#### WORK REQUEST
Extract all data as written.

Element data from apps and pages
╭──

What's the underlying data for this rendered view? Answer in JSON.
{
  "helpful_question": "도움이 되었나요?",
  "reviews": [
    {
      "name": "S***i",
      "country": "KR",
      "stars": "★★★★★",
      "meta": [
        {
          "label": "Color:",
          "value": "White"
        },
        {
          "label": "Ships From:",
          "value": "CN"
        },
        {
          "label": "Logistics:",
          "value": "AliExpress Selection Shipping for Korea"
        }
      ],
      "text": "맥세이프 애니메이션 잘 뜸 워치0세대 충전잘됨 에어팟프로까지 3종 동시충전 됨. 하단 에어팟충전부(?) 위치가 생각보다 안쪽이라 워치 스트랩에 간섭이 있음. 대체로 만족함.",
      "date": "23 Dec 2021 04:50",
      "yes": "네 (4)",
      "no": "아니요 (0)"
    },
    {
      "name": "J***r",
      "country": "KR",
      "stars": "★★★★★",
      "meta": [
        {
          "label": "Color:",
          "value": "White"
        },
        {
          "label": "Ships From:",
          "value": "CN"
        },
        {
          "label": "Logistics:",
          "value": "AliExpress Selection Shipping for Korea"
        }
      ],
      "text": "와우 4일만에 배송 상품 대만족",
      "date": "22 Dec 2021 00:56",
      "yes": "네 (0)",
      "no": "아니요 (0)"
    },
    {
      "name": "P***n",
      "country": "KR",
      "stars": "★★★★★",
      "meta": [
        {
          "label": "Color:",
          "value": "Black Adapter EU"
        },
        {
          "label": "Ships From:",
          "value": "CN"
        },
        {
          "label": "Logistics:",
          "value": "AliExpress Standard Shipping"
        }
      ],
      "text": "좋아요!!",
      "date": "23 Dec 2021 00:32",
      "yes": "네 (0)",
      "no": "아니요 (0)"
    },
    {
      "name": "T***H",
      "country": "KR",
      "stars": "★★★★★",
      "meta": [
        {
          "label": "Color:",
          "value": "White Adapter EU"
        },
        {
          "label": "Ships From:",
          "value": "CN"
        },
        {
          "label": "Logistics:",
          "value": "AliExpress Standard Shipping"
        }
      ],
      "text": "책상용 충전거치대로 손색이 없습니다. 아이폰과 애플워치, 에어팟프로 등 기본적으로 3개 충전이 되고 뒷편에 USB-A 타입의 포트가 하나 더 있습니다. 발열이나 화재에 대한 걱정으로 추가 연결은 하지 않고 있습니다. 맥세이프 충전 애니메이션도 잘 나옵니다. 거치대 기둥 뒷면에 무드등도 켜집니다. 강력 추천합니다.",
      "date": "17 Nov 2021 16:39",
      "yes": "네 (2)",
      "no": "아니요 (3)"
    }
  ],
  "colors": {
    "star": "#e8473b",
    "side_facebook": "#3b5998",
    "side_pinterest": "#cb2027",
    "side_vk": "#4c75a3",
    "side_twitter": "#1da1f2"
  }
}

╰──

#### RESULT OF THIS TASK
What's the underlying data for this rendered view? Answer in JSON.
{
  "helpful_question": "도움이 되었나요?",
  "reviews": [
    {
      "name": "S***i",
      "country": "KR",
      "stars": "★★★★★",
      "meta": [
        {
          "label": "Color:",
          "value": "White"
        },
        {
          "label": "Ships From:",
          "value": "CN"
        },
        {
          "label": "Logistics:",
          "value": "AliExpress Selection Shipping for Korea"
        }
      ],
      "text": "맥세이프 애니메이션 잘 뜸 워치0세대 충전잘됨 에어팟프로까지 3종 동시충전 됨. 하단 에어팟충전부(?) 위치가 생각보다 안쪽이라 워치 스트랩에 간섭이 있음. 대체로 만족함.",
      "date": "23 Dec 2021 04:50",
      "yes": "네 (4)",
      "no": "아니요 (0)"
    },
    {
      "name": "J***r",
      "country": "KR",
      "stars": "★★★★★",
      "meta": [
        {
          "label": "Color:",
          "value": "White"
        },
        {
          "label": "Ships From:",
          "value": "CN"
        },
        {
          "label": "Logistics:",
          "value": "AliExpress Selection Shipping for Korea"
        }
      ],
      "text": "와우 4일만에 배송 상품 대만족",
      "date": "22 Dec 2021 00:56",
      "yes": "네 (0)",
      "no": "아니요 (0)"
    },
    {
      "name": "P***n",
      "country": "KR",
      "stars": "★★★★★",
      "meta": [
        {
          "label": "Color:",
          "value": "Black Adapter EU"
        },
        {
          "label": "Ships From:",
          "value": "CN"
        },
        {
          "label": "Logistics:",
          "value": "AliExpress Standard Shipping"
        }
      ],
      "text": "좋아요!!",
      "date": "23 Dec 2021 00:32",
      "yes": "네 (0)",
      "no": "아니요 (0)"
    },
    {
      "name": "T***H",
      "country": "KR",
      "stars": "★★★★★",
      "meta": [
        {
          "label": "Color:",
          "value": "White Adapter EU"
        },
        {
          "label": "Ships From:",
          "value": "CN"
        },
        {
          "label": "Logistics:",
          "value": "AliExpress Standard Shipping"
        }
      ],
      "text": "책상용 충전거치대로 손색이 없습니다. 아이폰과 애플워치, 에어팟프로 등 기본적으로 3개 충전이 되고 뒷편에 USB-A 타입의 포트가 하나 더 있습니다. 발열이나 화재에 대한 걱정으로 추가 연결은 하지 않고 있습니다. 맥세이프 충전 애니메이션도 잘 나옵니다. 거치대 기둥 뒷면에 무드등도 켜집니다. 강력 추천합니다.",
      "date": "17 Nov 2021 16:39",
      "yes": "네 (2)",
      "no": "아니요 (3)"
    }
  ],
  "colors": {
    "star": "#e8473b",
    "side_facebook": "#3b5998",
    "side_pinterest": "#cb2027",
    "side_vk": "#4c75a3",
    "side_twitter": "#1da1f2"
  }
}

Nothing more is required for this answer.